→ **Exercise prompt**: Using the data below, find how many lines include the word "JSON" and report that figure alone.

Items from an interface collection
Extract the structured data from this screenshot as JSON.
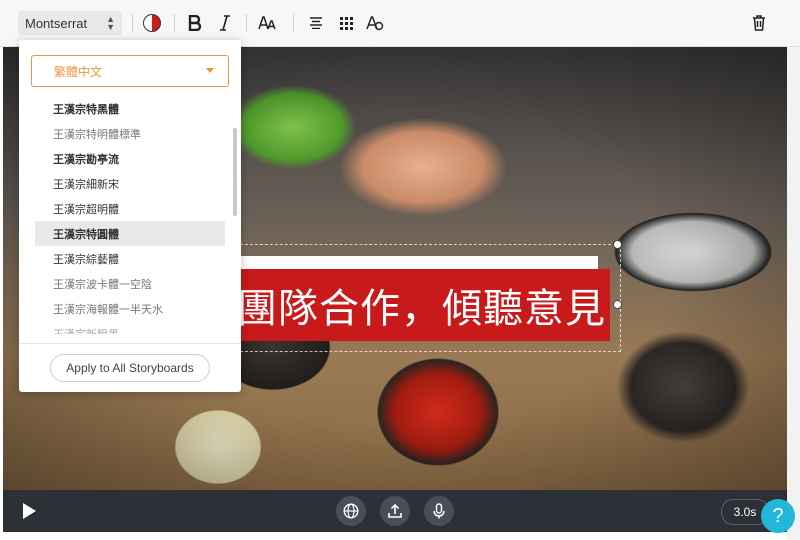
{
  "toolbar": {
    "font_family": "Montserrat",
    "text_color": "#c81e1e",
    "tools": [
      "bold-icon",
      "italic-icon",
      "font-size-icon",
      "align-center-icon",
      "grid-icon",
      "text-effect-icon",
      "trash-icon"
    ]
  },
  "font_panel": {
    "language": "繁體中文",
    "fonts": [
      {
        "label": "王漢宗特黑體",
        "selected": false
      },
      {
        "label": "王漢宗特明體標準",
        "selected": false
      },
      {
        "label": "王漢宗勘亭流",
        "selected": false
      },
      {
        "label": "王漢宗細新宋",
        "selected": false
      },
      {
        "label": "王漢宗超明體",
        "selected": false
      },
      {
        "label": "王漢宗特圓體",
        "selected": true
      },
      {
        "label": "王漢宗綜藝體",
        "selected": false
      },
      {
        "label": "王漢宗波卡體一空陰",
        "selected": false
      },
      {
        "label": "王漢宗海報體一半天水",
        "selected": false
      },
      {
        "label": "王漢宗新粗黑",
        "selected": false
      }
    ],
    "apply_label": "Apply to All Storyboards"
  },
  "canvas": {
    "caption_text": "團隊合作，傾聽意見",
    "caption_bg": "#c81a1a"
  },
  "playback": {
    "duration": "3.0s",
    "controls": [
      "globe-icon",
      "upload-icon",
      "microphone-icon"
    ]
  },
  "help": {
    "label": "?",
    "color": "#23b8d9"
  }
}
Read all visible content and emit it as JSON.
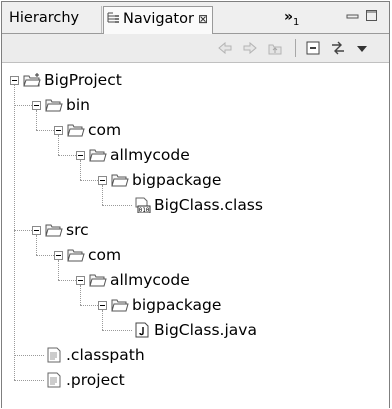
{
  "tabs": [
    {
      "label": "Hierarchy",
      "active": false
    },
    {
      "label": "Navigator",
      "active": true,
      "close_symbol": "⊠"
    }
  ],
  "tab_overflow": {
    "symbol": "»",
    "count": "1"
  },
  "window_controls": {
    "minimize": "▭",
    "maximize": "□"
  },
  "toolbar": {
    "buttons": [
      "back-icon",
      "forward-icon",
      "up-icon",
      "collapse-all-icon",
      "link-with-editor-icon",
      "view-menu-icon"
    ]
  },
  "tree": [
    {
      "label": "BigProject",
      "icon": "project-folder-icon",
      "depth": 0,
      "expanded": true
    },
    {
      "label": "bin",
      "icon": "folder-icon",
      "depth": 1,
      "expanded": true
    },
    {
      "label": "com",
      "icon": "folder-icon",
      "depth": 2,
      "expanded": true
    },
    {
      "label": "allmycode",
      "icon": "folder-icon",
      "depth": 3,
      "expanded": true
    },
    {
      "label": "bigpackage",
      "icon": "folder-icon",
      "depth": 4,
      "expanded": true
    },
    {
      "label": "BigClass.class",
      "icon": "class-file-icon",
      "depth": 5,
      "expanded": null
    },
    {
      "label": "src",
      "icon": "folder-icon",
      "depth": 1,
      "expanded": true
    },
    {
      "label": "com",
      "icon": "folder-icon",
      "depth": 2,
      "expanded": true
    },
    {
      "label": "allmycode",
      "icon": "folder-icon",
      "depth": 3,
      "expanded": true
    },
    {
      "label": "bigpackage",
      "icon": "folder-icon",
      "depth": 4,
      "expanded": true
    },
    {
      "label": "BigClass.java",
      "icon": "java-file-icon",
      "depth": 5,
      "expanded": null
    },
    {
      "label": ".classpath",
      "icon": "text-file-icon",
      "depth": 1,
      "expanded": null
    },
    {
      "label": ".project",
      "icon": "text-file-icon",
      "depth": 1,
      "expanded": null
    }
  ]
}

→ **Solved problem**: 2